> [Task prompt]: Could you print all the entries exactly?

:::::

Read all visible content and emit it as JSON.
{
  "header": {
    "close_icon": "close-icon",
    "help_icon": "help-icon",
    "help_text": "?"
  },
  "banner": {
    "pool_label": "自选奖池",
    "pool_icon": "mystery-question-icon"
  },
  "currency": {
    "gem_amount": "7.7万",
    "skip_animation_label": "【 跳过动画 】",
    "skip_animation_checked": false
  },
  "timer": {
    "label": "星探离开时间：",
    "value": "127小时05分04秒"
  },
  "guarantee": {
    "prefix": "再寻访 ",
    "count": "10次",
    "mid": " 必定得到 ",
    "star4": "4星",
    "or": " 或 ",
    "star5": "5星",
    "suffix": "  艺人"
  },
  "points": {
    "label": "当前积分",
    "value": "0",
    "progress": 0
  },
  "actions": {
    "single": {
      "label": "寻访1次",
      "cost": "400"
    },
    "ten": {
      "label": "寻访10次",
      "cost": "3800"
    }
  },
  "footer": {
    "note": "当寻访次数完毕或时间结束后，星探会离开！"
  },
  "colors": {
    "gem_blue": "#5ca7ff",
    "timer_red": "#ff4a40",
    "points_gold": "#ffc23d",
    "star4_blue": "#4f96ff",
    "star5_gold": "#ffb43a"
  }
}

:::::

> [Answer space]:
Read all visible content and emit it as JSON.
{
  "header": {
    "close_icon": "close-icon",
    "help_icon": "help-icon",
    "help_text": "?"
  },
  "banner": {
    "pool_label": "自选奖池",
    "pool_icon": "mystery-question-icon"
  },
  "currency": {
    "gem_amount": "7.7万",
    "skip_animation_label": "【 跳过动画 】",
    "skip_animation_checked": false
  },
  "timer": {
    "label": "星探离开时间：",
    "value": "127小时05分04秒"
  },
  "guarantee": {
    "prefix": "再寻访 ",
    "count": "10次",
    "mid": " 必定得到 ",
    "star4": "4星",
    "or": " 或 ",
    "star5": "5星",
    "suffix": "  艺人"
  },
  "points": {
    "label": "当前积分",
    "value": "0",
    "progress": 0
  },
  "actions": {
    "single": {
      "label": "寻访1次",
      "cost": "400"
    },
    "ten": {
      "label": "寻访10次",
      "cost": "3800"
    }
  },
  "footer": {
    "note": "当寻访次数完毕或时间结束后，星探会离开！"
  },
  "colors": {
    "gem_blue": "#5ca7ff",
    "timer_red": "#ff4a40",
    "points_gold": "#ffc23d",
    "star4_blue": "#4f96ff",
    "star5_gold": "#ffb43a"
  }
}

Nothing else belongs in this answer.